We keep seeing this spectacle of top US military officials going to Iraq for meetings with the political leadership, and saying loudly that if they want US troops to stay in the country beyond the December 2011 date, they’d better make up their minds soon. Mind you, no Iraqi official has said publicly – or, reading between the lines of all the statements, privately – that they want the US to stay. It seems like the US is attempting to master the art of the haggle:
US military: Do you want us to stay?
US military: Now, you have to make up your minds. We must know immediately if you want us to stay.
US military: Be serious about this. It takes a lot of time to get all these troops out, so we need to know now.
US military: OK, we’ll give you one last chance….
Admiral Mike Mullen, Chairman of the Joint Chiefs, is the latest Pentagon leader to visit Iraq with this message. He stressed that no formal talks have been held on extending the US military deployment, but the leading statements are clear in their intent. “Should the Iraqi government desire to discuss the potential for some US troops to stay, I am certain my government will welcome that dialogue,” Mullen said, without much nuance. However, Mullen and others before him keep insisting that the Iraqis must ask for the extension. And Iraqi politics being what they are, I don’t see how Nouri al-Maliki can possibly do that. Not if he wants to remain in power. Witness this nugget buried in an AP article:
Mullen sought to deflect any question that the U.S. is pushing for a troop extension, saying that there has been a lot of “interest and some confusion” on the issue.
“There are no plans — nor has there been any requests from the Iraqi government — for any residual U.S. force presence here after this December,” he said [...]
Mullen praised the Iraqi forces, saying they had made “incredible progress,” but said there were certain areas such as “air defense, intelligence” and logistics that are potential “vulnerabilities” for the Iraqi forces in the future.
During a meeting Thursday, al-Maliki told Mullen that Iraqi forces are able to maintain security in their own country.
I’ve talked a lot about protests in the Arab world, and you can add to that the protests against the US occupation in Iraq. Five thousand protesters demonstrated in Mosul Friday, demanding no extension of the US military presence. This has been going on for 16 days in Iraq, with a mass sit-in at al-Ahrar Square. Protests gathered at Tahrir Square in Baghdad (they have one) in support of total withdrawal by the end of the year. So in addition to the threat of the resumption of the Mahdi Army by Muqtada al-Sadr if the troops stay, you have mass popular opposition to the idea as well.
Any extension of the US military presence will lead to the downfall of the Iraqi regime, and the current political leadership knows it.

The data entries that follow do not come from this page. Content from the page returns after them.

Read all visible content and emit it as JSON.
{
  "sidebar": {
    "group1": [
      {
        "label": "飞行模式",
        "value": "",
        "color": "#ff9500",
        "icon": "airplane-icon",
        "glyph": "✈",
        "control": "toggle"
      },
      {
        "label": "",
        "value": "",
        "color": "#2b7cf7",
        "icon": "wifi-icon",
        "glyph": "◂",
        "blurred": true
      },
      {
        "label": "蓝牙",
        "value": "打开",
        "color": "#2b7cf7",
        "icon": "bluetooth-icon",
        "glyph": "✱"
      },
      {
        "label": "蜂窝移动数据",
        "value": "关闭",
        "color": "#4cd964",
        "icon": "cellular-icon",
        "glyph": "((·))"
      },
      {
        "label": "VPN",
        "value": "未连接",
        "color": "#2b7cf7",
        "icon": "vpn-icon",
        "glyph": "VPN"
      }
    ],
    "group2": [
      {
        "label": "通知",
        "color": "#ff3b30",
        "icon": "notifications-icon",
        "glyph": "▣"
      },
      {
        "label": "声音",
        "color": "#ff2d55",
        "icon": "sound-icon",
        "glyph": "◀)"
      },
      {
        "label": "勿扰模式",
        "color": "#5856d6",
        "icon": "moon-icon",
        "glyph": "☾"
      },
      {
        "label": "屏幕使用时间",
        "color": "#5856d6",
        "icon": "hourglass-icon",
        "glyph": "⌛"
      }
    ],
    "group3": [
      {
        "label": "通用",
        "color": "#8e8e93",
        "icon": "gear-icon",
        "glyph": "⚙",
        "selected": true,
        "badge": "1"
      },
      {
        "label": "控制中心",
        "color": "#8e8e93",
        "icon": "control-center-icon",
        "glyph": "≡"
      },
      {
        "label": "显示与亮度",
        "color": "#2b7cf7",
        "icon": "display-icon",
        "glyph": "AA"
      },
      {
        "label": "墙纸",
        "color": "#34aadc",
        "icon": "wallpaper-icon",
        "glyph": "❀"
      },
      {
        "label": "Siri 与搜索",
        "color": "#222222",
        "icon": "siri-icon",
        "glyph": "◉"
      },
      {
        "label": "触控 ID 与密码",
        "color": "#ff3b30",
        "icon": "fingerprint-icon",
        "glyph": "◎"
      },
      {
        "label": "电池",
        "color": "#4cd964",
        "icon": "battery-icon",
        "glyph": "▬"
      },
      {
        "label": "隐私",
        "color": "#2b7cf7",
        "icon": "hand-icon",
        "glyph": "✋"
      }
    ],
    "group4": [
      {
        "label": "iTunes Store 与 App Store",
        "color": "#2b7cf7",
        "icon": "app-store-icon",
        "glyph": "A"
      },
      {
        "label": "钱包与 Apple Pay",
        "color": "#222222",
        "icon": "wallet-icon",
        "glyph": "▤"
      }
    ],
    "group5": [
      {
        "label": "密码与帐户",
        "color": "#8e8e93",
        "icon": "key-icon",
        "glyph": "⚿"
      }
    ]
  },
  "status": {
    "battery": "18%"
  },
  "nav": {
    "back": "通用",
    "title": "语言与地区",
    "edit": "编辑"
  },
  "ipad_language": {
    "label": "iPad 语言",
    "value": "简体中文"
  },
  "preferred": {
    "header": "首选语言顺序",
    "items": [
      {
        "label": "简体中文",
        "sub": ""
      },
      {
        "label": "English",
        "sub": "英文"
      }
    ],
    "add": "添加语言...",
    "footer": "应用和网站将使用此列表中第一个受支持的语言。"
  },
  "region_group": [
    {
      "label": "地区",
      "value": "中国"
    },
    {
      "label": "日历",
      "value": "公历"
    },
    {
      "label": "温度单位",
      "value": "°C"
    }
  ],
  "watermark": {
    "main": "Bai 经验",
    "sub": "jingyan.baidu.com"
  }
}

That doesn’t mean that an extension won’t happen. Behind the scenes, I’m sure US operatives are moving furiously to try and secure an extension, and they have a lot of influence at their disposal. But the interests of the Iraqi government all point to a total withdrawal, whether the US likes it or not. As I’ve said, the only time we leave war zones is by being chased. My money in Iraq is on being chased.